Hello and welcome to The Right Bros. production duo Blogspot page. The reason for starting this page was to give our fans, supporters and followers a window into our minds as we pursue a career in the highly competitive music industry as aspiring producers. As already stated we are a duo that consist of myself, I.O. and my production and business partner F.J. In early 2002 we attended the prestigious Institute of Audio Research in New York City and both graduated with a 4.0 GPA and worked various gigs cutting our teeth and honing our skills as audio techs.
One day during the spring of 2005 I went to F.J.'s house and within minutes a track was created using nothing more than a no frills sampler and an old low performance computer. The chemistry was evident and although I moved to Charlotte in 2006 F.J and I would still work regularly on beats via file sharing. Since then we have made countless tracks and in Aug of 2006 The Right Bros. was officially formed.
I was reminiscing about the time when I used to buy music as a kid. I would shop at The Wiz in Queens and during those times buying records felt like an event. I remember when The Fugees "The Score" Album came out and I ran to the store during a storm to buy it and a day later I had the flu. It didn't matter because I had the album and I would do it again today if the music being released made me feel the same. Don't get me wrong, I don't think music sucks entirely but there was a true purpose to buying tapes and cds and because there were no Ipods you really had to think about what you were going to listen to. I think Ipods are great but you can put anything on it because of storage. Very little thought goes into choosing songs and that to me was part of the fun. The listening experience doesn't feel as personal and because of the way music is obtained today, I feel less connected to the artist.
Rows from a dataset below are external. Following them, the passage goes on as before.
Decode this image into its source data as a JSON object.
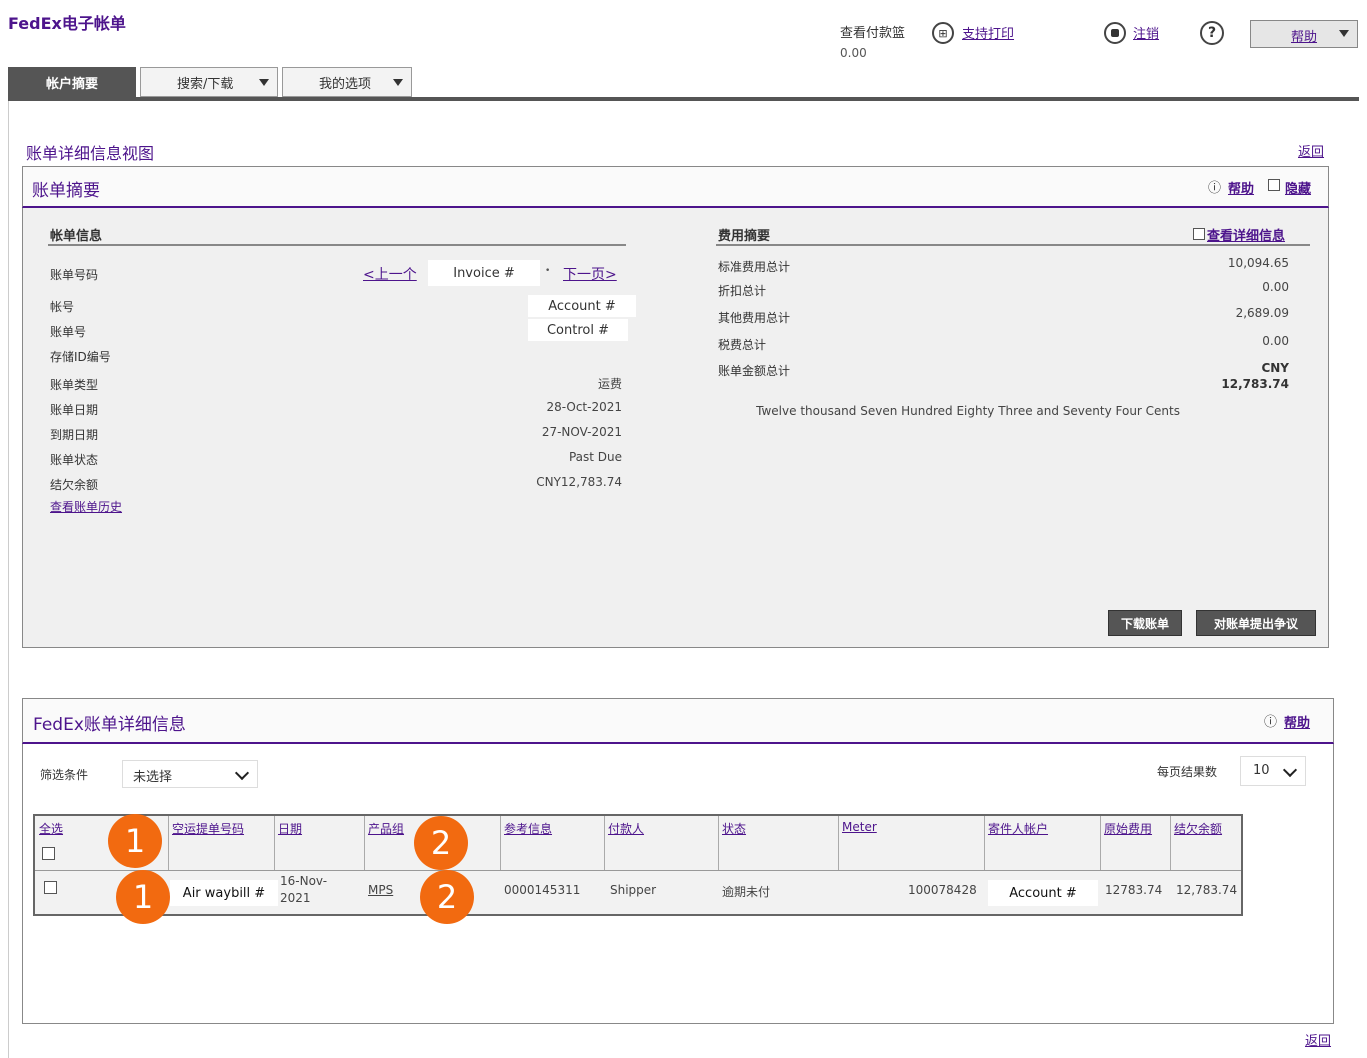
{
  "header": {
    "app_title": "FedEx电子帐单",
    "balance_label": "查看付款篮",
    "balance_value": "0.00",
    "print_icon_glyph": "⊞",
    "print_label": "支持打印",
    "logout_label": "注销",
    "help_icon_glyph": "?",
    "help_label": "帮助"
  },
  "tabs": [
    {
      "label": "帐户摘要"
    },
    {
      "label": "搜索/下载"
    },
    {
      "label": "我的选项"
    }
  ],
  "page": {
    "title": "账单详细信息视图",
    "back_label": "返回"
  },
  "summary": {
    "title": "账单摘要",
    "help_label": "帮助",
    "hide_label": "隐藏",
    "bill_info_heading": "帐单信息",
    "prev_label": "<上一个",
    "next_label": "下一页>",
    "invoice_placeholder": "Invoice #",
    "account_placeholder": "Account #",
    "control_placeholder": "Control #",
    "labels": {
      "invoice_number": "账单号码",
      "account": "帐号",
      "bill_no": "账单号",
      "storage_id": "存储ID编号",
      "bill_type": "账单类型",
      "bill_date": "账单日期",
      "due_date": "到期日期",
      "bill_status": "账单状态",
      "balance_due": "结欠余额"
    },
    "values": {
      "bill_type": "运费",
      "bill_date": "28-Oct-2021",
      "due_date": "27-NOV-2021",
      "bill_status": "Past Due",
      "balance_due": "CNY12,783.74"
    },
    "history_link": "查看账单历史",
    "fee_heading": "费用摘要",
    "fee_detail_link": "查看详细信息",
    "fees": {
      "standard_label": "标准费用总计",
      "standard_value": "10,094.65",
      "discount_label": "折扣总计",
      "discount_value": "0.00",
      "other_label": "其他费用总计",
      "other_value": "2,689.09",
      "tax_label": "税费总计",
      "tax_value": "0.00",
      "total_label": "账单金额总计",
      "total_currency": "CNY",
      "total_value": "12,783.74"
    },
    "amount_words": "Twelve thousand Seven Hundred Eighty Three and Seventy Four Cents",
    "download_button": "下载账单",
    "dispute_button": "对账单提出争议"
  },
  "details": {
    "title": "FedEx账单详细信息",
    "help_label": "帮助",
    "filter_label": "筛选条件",
    "filter_value": "未选择",
    "per_page_label": "每页结果数",
    "per_page_value": "10",
    "columns": [
      "全选",
      "空运提单号码",
      "日期",
      "产品组",
      "参考信息",
      "付款人",
      "状态",
      "Meter",
      "寄件人帐户",
      "原始费用",
      "结欠余额"
    ],
    "row": {
      "airbill_placeholder": "Air waybill #",
      "date": "16-Nov-2021",
      "product": "MPS",
      "reference": "0000145311",
      "payer": "Shipper",
      "status": "逾期未付",
      "meter": "100078428",
      "shipper_account_placeholder": "Account #",
      "original_charge": "12783.74",
      "balance_due": "12,783.74"
    },
    "badges": [
      "1",
      "2"
    ]
  },
  "colors": {
    "brand_purple": "#4d148c",
    "badge_orange": "#f26a10"
  }
}
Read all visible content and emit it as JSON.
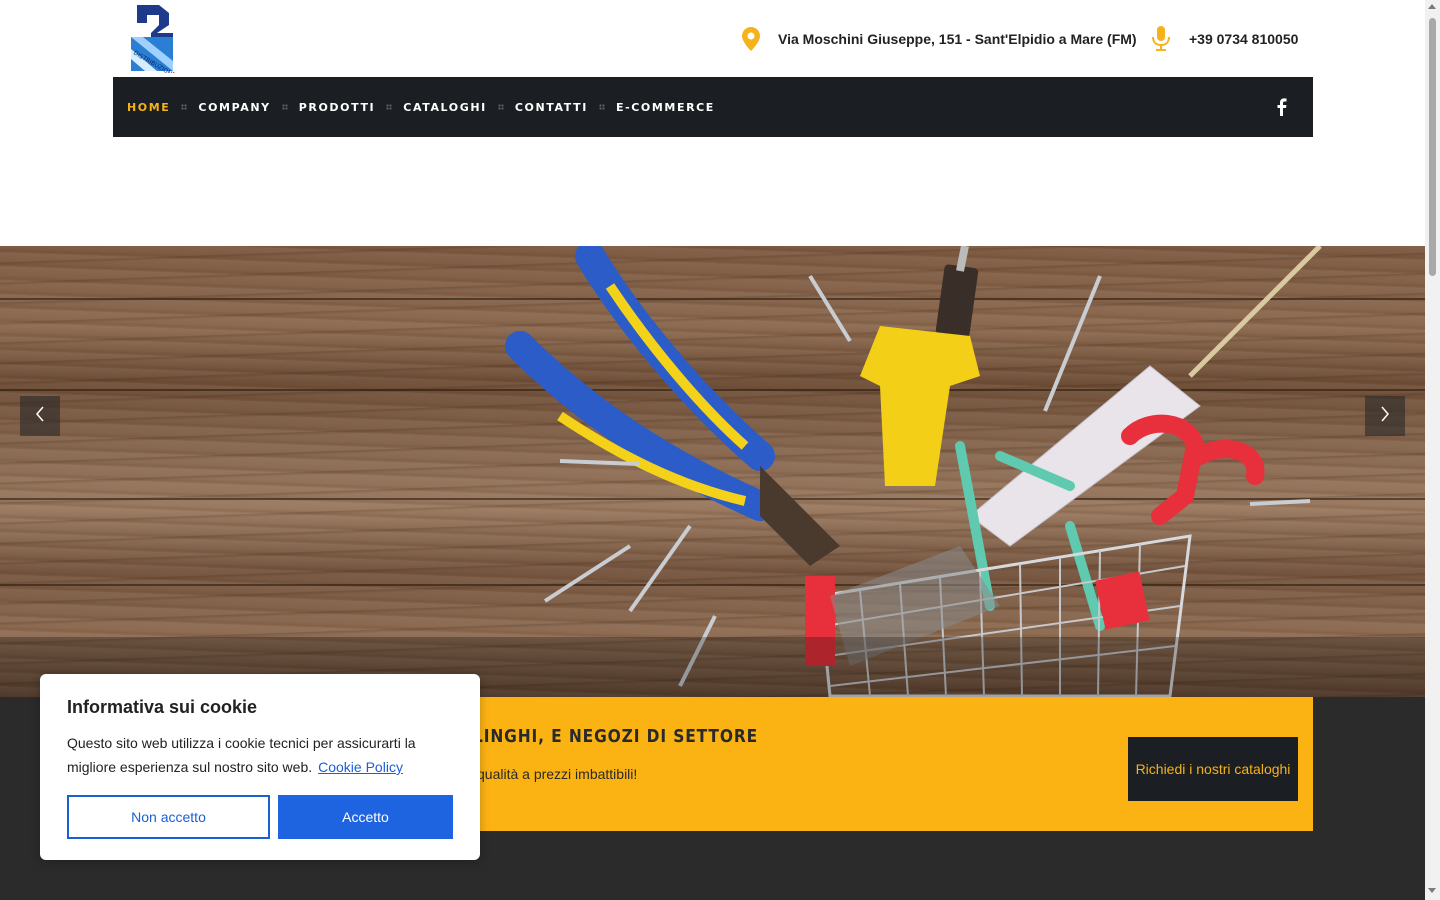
{
  "header": {
    "logo_name": "logo",
    "address": "Via Moschini Giuseppe, 151 - Sant'Elpidio a Mare (FM)",
    "phone": "+39 0734 810050",
    "accent_color": "#f6b21a"
  },
  "nav": {
    "items": [
      {
        "label": "HOME",
        "active": true
      },
      {
        "label": "COMPANY",
        "active": false
      },
      {
        "label": "PRODOTTI",
        "active": false
      },
      {
        "label": "CATALOGHI",
        "active": false
      },
      {
        "label": "CONTATTI",
        "active": false
      },
      {
        "label": "E-COMMERCE",
        "active": false
      }
    ],
    "social_icon": "facebook-icon",
    "background": "#1b1f24"
  },
  "hero": {
    "prev_icon": "chevron-left-icon",
    "next_icon": "chevron-right-icon"
  },
  "promo": {
    "title": "LINGHI, E NEGOZI DI SETTORE",
    "subtitle": "qualità a prezzi imbattibili!",
    "button_label": "Richiedi i nostri cataloghi",
    "background": "#fbb314"
  },
  "cookie": {
    "title": "Informativa sui cookie",
    "text": "Questo sito web utilizza i cookie tecnici per assicurarti la migliore esperienza sul nostro sito web.",
    "link_label": "Cookie Policy",
    "reject_label": "Non accetto",
    "accept_label": "Accetto",
    "button_color": "#1e63e0"
  }
}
It used to be cool to have a cd player and pick what music to take with you. Downloading and file sharing wasn't available then and even though piracy was around, money was still spent on bootlegs. Those were the days.
I felt that the music back then was created during a golden age where nothing was spared, everyone had guts and the impact it had on the youth let alone the hip hop culture was evident. You lived your life to it. As an aspiring record producer I would love to recapture that feeling again. I know it's gonna take more than just beats. How can we gain the consumer's trust again? Why are we afraid of change?
I cant blame piracy only on the people seeding the files but music just isn't what it used to be. I truly believe that's the real problem with record sales. No one pushes the envelope anymore. No one takes any risks. Everything sounds alike. It's all cookie cutter. Many of you may not feel the same way and that's cool. These are just my thoughts. Thanks for listening.